      I will agree you are spending $450 for great benefits, currently.

      I wouldn’t be surprised to see some changes in about a year. Card is just too rich in benefits.

      Thanks for reading Tom! I appreciate it!


  • Have to agree with all the other posters and disagree with you.

    $450 annual fee, less the $300 credit for money I would spend ANYWAY – makes the NET cost of having this card in my pocket $150.


    • Hey Tim,

      Like the others, we shall have to agree to disagree :-).

      Thanks for reading! I appreciate it!


      • No, we shall not have to agree to disagree :-/. You are simply wrong…just like the equation (450 – 300 = 450) is wrong.

        The only way you have any type of argument is with the assumption that the card holder will not already be spending $300 in the travel category. But, this is an invalid assumption because what non-traveler would be interested in this “travel card”. Not to mention, why would they be reading your blog?

        So, the reality is, the effective annual fee, excluding the value of the bonus points, is $150.

        And, for the first year, there is the argument that IF you were going to buy Global Entry anyway, than that fee is reduced by another $95….not to mention if you were buying Priority Club membership…but, let’s not get this too confusing.

        Given the assumption that people who spend in the Travel Category are the ones interested in this card, an argument can even be made that in the first year of having this card, they actually earn $150. If the cardholder is already going to spend $300 in travel before December 2016, then $300 in travel before the 2017 annual fee hits, that’s $600 in travel credits for one $450 fee.

        • Hi Greg,

          We can certaining agree on a few things.


          We shall have to agree to disagree 🙂

          Thanks for reading, I do appreciate it!


          • Really?
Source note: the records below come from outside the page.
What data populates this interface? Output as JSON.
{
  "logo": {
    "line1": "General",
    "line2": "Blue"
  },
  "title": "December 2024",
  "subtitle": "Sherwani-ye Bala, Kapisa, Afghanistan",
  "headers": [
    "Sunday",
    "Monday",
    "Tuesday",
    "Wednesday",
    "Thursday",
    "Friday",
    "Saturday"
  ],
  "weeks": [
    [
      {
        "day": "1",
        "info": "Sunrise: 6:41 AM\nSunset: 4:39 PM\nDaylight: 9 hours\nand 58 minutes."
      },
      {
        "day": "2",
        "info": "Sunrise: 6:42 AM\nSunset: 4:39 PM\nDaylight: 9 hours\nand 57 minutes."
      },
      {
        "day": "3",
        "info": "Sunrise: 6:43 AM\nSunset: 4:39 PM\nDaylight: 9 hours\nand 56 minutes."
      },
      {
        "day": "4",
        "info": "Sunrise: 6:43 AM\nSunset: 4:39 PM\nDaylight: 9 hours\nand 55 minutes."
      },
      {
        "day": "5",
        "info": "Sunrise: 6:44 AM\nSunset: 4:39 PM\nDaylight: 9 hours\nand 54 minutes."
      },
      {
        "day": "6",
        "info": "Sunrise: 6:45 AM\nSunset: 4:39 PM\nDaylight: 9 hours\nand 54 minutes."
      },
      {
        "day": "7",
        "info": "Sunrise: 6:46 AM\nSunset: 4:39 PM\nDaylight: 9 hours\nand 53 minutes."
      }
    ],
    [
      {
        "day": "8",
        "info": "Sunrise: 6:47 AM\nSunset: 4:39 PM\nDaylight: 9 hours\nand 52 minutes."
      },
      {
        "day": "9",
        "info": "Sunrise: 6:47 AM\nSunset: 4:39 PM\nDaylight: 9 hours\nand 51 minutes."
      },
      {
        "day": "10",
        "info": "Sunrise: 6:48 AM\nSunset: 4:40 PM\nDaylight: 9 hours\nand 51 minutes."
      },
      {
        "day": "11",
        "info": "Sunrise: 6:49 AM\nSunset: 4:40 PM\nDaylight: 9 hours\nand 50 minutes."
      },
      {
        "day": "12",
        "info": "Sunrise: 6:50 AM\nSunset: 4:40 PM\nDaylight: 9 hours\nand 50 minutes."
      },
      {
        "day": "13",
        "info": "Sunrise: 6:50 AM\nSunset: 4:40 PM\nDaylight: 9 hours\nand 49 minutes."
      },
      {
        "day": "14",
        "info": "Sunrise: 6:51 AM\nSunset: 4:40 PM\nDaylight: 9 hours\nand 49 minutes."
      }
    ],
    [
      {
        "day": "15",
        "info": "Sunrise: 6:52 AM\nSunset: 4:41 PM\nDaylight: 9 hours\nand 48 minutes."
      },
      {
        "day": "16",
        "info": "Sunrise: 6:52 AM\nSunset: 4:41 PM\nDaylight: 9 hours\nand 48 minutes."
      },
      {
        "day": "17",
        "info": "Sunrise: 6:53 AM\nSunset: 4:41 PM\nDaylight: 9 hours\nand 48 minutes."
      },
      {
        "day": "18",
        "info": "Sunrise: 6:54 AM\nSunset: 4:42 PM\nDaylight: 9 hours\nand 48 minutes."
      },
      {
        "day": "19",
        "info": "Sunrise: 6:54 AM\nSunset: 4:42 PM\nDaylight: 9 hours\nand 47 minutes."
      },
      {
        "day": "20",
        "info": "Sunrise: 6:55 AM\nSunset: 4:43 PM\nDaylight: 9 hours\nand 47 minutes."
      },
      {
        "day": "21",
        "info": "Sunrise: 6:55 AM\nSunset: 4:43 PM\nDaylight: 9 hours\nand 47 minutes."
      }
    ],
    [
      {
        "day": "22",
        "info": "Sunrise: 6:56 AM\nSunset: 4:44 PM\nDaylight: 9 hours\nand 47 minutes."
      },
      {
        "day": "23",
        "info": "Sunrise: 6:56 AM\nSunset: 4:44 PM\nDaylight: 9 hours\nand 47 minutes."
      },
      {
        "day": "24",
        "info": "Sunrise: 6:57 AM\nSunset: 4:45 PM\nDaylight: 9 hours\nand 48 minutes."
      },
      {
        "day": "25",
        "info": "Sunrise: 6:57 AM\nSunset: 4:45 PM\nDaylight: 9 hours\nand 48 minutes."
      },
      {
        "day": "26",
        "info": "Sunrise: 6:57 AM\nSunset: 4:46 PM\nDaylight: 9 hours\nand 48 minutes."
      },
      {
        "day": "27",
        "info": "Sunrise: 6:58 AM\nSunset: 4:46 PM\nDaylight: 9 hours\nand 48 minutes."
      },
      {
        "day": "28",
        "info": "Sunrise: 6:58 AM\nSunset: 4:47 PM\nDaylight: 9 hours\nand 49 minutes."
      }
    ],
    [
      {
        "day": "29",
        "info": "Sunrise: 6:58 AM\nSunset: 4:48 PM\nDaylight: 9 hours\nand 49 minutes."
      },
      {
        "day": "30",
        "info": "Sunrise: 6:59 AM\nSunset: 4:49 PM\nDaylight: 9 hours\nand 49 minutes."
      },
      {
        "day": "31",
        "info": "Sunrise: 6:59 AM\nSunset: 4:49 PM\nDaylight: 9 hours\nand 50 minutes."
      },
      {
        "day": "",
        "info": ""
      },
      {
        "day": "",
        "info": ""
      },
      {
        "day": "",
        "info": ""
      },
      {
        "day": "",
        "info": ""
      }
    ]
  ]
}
Ok, Let me blow your mind a little with so more with what I’m sure you consider “fuzzy math”.

            I currently have the CSP and believe it’s worth it to pay the $95 annual fee to have the card. So, for me, the incremental cost of upgrading to the far superior CSR card is $55. As such, I consider the annual fee to have the CSR is $55.

          • Hi, Greg, thanks for adding to the discussion. While I actually look at this annual fee as a net $55 over my CSP as well because of my travel habits (I had spent the $300 for the travel credit in 1 week of having the card!) I was happy to have Dustin write this post because I do believe it is important to look at things from different perspectives.
            One thing I do disagree on with you is that people are going to use the travel credit as a no-brainer (check this post I wrote yesterday about the popularity of the CSR for more on that). I have heard many people getting this card to get it for “$1,000 in gift cards!” and not really even thinking about the travel credit. This is really the first high-fee credit card that has garnered this much mainstream attention and many of the newcomers are looking at the points and not necessarily the travel credit. I have even been trying to help some people to use it for things other than what they were considering as they were planning “big” trips in order to “spend” the free $300 – but it was costing them more in the extras than they were getting from the benefit! So, while most of us will get the $300 as a net against the annual fee, it is good to have another perspective as well which is why I was fine with Dustin making this post.
            Thanks for reading and adding to the discussion!